Race for the Super Bowl
Tony Dungy's win in Miami was definitely a major event, but a quick look at Super Bowl history shows that the NFL, with its long-disparaging race record, is still far from a level playing field.
At the conclusion of Super Bowl XLI, Tony Dungy hoisted the Vince Lombardi trophy in celebration of becoming the first African American head coach to win a Super Bowl. Considering this landmark event, one might be tempted to believe that the National Football League has entered a new milieu of racial equality. In fact, reality is not so tidy. Super Bowl history does indeed provide insight into racial issues in the NFL, but its lessons are not always positive. A careful examination of the biggest event in American sports shows how far football has progressed toward racial equality -- and how far it still has to go.

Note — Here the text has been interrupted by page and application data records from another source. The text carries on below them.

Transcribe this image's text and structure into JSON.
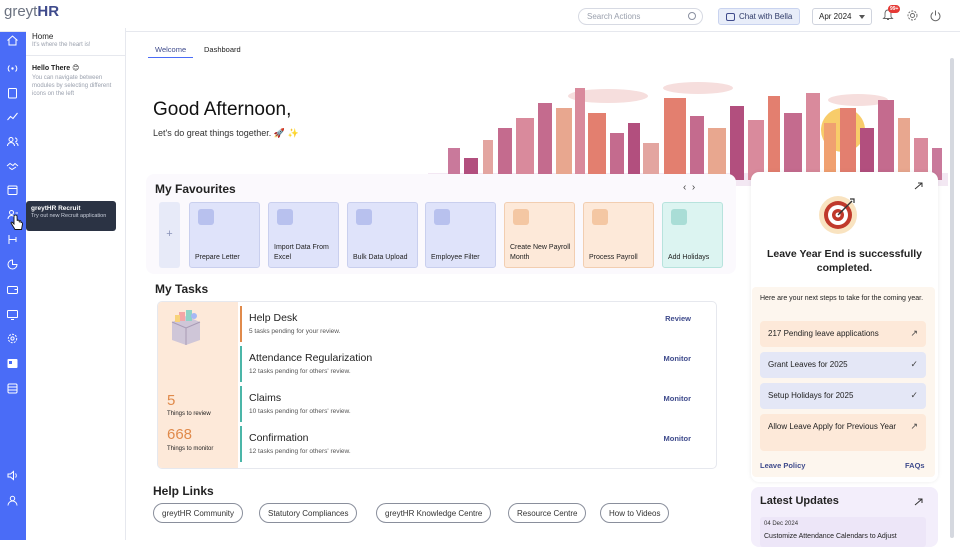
{
  "header": {
    "logo_grey": "greyt",
    "logo_hr": "HR",
    "search_placeholder": "Search Actions",
    "chat_label": "Chat with Bella",
    "month": "Apr 2024",
    "notifications_badge": "99+"
  },
  "sidebar": {
    "home_title": "Home",
    "home_tagline": "It's where the heart is!",
    "hello": "Hello There 😊",
    "hint": "You can navigate between modules by selecting different icons on the left"
  },
  "tooltip": {
    "title": "greytHR Recruit",
    "text": "Try out new Recruit application"
  },
  "tabs": [
    {
      "label": "Welcome",
      "active": true
    },
    {
      "label": "Dashboard",
      "active": false
    }
  ],
  "greeting": {
    "title": "Good Afternoon,",
    "subtitle": "Let's do great things together. 🚀 ✨"
  },
  "favourites": {
    "title": "My Favourites",
    "add": "+",
    "items": [
      {
        "label": "Prepare Letter",
        "color": "blue",
        "icon": "user-icon"
      },
      {
        "label": "Import Data From Excel",
        "color": "blue",
        "icon": "user-icon"
      },
      {
        "label": "Bulk Data Upload",
        "color": "blue",
        "icon": "user-icon"
      },
      {
        "label": "Employee Filter",
        "color": "blue",
        "icon": "user-icon"
      },
      {
        "label": "Create New Payroll Month",
        "color": "peach",
        "icon": "database-icon"
      },
      {
        "label": "Process Payroll",
        "color": "peach",
        "icon": "database-icon"
      },
      {
        "label": "Add Holidays",
        "color": "teal",
        "icon": "calendar-icon"
      }
    ]
  },
  "tasks": {
    "title": "My Tasks",
    "to_review_count": "5",
    "to_review_label": "Things to review",
    "to_monitor_count": "668",
    "to_monitor_label": "Things to monitor",
    "items": [
      {
        "name": "Help Desk",
        "desc": "5 tasks pending for your review.",
        "action": "Review",
        "bar": "#e08a4b"
      },
      {
        "name": "Attendance Regularization",
        "desc": "12 tasks pending for others' review.",
        "action": "Monitor",
        "bar": "#4bb6a8"
      },
      {
        "name": "Claims",
        "desc": "10 tasks pending for others' review.",
        "action": "Monitor",
        "bar": "#4bb6a8"
      },
      {
        "name": "Confirmation",
        "desc": "12 tasks pending for others' review.",
        "action": "Monitor",
        "bar": "#4bb6a8"
      }
    ]
  },
  "help_links": {
    "title": "Help Links",
    "items": [
      "greytHR Community",
      "Statutory Compliances",
      "greytHR Knowledge Centre",
      "Resource Centre",
      "How to Videos"
    ]
  },
  "leave_card": {
    "title": "Leave Year End is successfully completed.",
    "steps_header": "Here are your next steps to take for the coming year.",
    "steps": [
      {
        "label": "217 Pending leave applications",
        "state": "arrow",
        "color": "peach"
      },
      {
        "label": "Grant Leaves for 2025",
        "state": "done",
        "color": "blue"
      },
      {
        "label": "Setup Holidays for 2025",
        "state": "done",
        "color": "blue"
      },
      {
        "label": "Allow Leave Apply for Previous Year",
        "state": "arrow",
        "color": "peach"
      }
    ],
    "leave_policy": "Leave Policy",
    "faqs": "FAQs"
  },
  "updates": {
    "title": "Latest Updates",
    "date": "04 Dec 2024",
    "text": "Customize Attendance Calendars to Adjust"
  },
  "colors": {
    "rail": "#4a6cf7",
    "accent": "#3f4b8c",
    "orange": "#e08a4b",
    "teal": "#4bb6a8"
  }
}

Before Dungy and Lovie Smith squared off in the Super Bowl, no African American head coach had ever reached the NFL championship. The fact that two African American coaches should meet in the Super Bowl is particularly astonishing given that, in the 2006-2007 season, black men accounted for only seven of pro football's 32 head coaching positions. The NFL has taken steps to improve its coaching diversity, most notably by instituting the Rooney Rule, which states that all franchises seeking new head coaches must interview minority candidates. But, though this rule seems to be alleviating some of the symptoms of racism, it also testifies to the deep-seated prejudices and long-established traditions that hopeful minority coaches must overcome.
Of course, coaches are not the only football personalities striving for equality. Players have also faced varying degrees of racial prejudice, and the Super Bowl provides examples of their struggle. Particularly revealing are the statistics about the Super Bowl Most Valuable Player award. In the first eight years of the game, no black player was named MVP, and in the first 20 games, only five received the honor. Since Super Bowl XX, 11 black players have been named MVP. These statistics suggest, if nothing else, that African American players are at least receiving more credit for their accomplishments on football's biggest stage.
Sadly, not all football players are created equal. Super Bowl history also provides examples of racism at the most prominent position in the sport: the quarterback. Thanks to some very unfortunate comments Rush Limbaugh made in the wake of Super Bowl XXXIX, the issue of racial equality at the quarterback position became an even more significant topic in the dialogue about modern sports. After Philadelphia Eagles starter Donovan McNabb lost the game, Limbaugh basically stated that the media had overrated him in order to turn a black quarterback into a hero. Limbaugh resigned from his ESPN broadcasting job because of the public reaction to his comments, but the issue of racism at the quarterback position did not disappear with the conservative pundit.
Winning the Super Bowl is a defining accomplishment in the career of any football player, but it is especially essential for quarterbacks. Almost all of the most venerated quarterbacks in history own championship rings, and a few of them, such as Joe Montana and Tom Brady, owe a large part of their legacy to their heroics in the postseason. In the biggest games in football history, however, African American quarterbacks have been conspicuously underrepresented. All told, only three of 82 starting Super Bowl quarterbacks have been black, and only one of those men managed to win the game.
The MVP statistics that are generally encouraging for African Americans are alarming when applied to black quarterbacks. In 41 Super Bowls, a quarterback has earned MVP honors 21 times. Only one of those quarterbacks was African American. Doug Williams earned the honor when he led the Washington Redskins to victory by passing for 340 yards and four touchdowns in Super Bowl XXII. Perhaps another African American quarterback will repeat Williams' feat in the near future, but that event is unlikely given the current situation in the NFL. At the end of the 2006 regular season, only seven African Americans were starting professional quarterbacks. And only one of those, Steve McNair of the Baltimore Ravens, made it to the postseason.
The fact that the NFL must continue to strive to provide an environment of equal opportunity for African Americans (to say nothing of other ethnicities) does not diminish the tremendous achievements of Dungy and Smith. If anything, it only increases their significance. These men are not heralds of a newfound age of racial blindness; rather, they are tireless pioneers who struggled their entire lives to reach the highest levels of a system that has, for much of its history, excluded racial minorities. The first Super Bowl meeting between two African American head coaches is unquestionably historic, but future generations will have the task of understanding the event's place in the NFL's legacy in the broader context of its racial makeup.
In the second half of the Super Bowl, a Coca-Cola commercial aired that, in honor of Black History Month in February, praised heroes such as Jackie Robinson and Rosa Parks. The lives of these pioneers shed light on the significance of recent football events. Robinson made history when he first donned a Brooklyn Dodgers jersey in 1947, but the true desegregation of baseball took many years and the effort of countless people. The same lesson applies to Dungy and Smith. Now is not a time to proclaim the end of racial prejudice in football, but it is a moment to celebrate the work of these two special leaders, to remember the contributions of trailblazing head coaches such as Fritz Pollard and Art Shell who came before them, and to look forward to the efforts of those who will draw inspiration from these men and take action to make the NFL a truly level playing field.